Extracted data entries
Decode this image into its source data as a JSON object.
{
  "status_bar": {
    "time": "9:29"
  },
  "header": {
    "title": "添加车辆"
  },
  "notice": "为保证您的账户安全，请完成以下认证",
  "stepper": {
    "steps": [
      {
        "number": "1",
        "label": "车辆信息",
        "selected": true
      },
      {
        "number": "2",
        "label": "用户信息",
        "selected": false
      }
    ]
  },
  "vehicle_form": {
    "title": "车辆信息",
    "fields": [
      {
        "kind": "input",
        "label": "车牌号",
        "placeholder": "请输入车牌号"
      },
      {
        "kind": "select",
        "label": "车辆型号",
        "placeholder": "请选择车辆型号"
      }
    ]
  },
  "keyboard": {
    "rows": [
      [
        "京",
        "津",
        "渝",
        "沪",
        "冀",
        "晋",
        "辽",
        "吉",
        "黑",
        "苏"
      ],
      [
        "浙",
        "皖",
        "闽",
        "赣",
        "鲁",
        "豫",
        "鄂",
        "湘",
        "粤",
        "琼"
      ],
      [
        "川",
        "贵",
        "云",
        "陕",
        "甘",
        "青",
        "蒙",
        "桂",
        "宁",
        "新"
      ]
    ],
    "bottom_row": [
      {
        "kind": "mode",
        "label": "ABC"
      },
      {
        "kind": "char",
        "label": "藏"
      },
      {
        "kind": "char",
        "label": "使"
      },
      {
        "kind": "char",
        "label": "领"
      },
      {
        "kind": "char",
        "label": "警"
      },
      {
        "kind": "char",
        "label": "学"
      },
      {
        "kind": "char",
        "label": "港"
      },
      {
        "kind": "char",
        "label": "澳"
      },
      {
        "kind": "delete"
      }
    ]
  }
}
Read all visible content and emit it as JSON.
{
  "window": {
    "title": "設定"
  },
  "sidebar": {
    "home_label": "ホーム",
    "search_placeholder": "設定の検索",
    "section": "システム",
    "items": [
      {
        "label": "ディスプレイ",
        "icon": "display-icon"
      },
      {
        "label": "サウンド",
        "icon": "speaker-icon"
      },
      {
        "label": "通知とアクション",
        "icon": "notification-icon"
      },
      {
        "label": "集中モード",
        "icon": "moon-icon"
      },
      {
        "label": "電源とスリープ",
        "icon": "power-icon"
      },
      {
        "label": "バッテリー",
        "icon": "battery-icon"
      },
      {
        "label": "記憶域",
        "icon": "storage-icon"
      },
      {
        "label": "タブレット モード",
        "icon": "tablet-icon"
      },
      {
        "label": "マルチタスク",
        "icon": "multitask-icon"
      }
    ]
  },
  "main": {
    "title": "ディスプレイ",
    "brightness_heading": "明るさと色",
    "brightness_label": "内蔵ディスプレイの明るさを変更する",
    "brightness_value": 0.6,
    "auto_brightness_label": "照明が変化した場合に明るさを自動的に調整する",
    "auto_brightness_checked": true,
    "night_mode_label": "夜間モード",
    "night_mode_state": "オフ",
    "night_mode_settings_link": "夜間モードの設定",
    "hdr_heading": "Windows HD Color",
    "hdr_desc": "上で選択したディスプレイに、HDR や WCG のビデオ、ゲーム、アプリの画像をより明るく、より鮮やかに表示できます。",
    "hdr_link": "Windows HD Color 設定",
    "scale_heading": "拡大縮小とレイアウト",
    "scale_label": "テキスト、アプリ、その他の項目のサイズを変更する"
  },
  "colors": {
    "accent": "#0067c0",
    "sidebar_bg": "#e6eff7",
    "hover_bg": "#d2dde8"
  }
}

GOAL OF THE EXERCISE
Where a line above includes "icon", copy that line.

ANSWER SECTION
        "icon": "display-icon"
        "icon": "speaker-icon"
        "icon": "notification-icon"
        "icon": "moon-icon"
        "icon": "power-icon"
        "icon": "battery-icon"
        "icon": "storage-icon"
        "icon": "tablet-icon"
        "icon": "multitask-icon"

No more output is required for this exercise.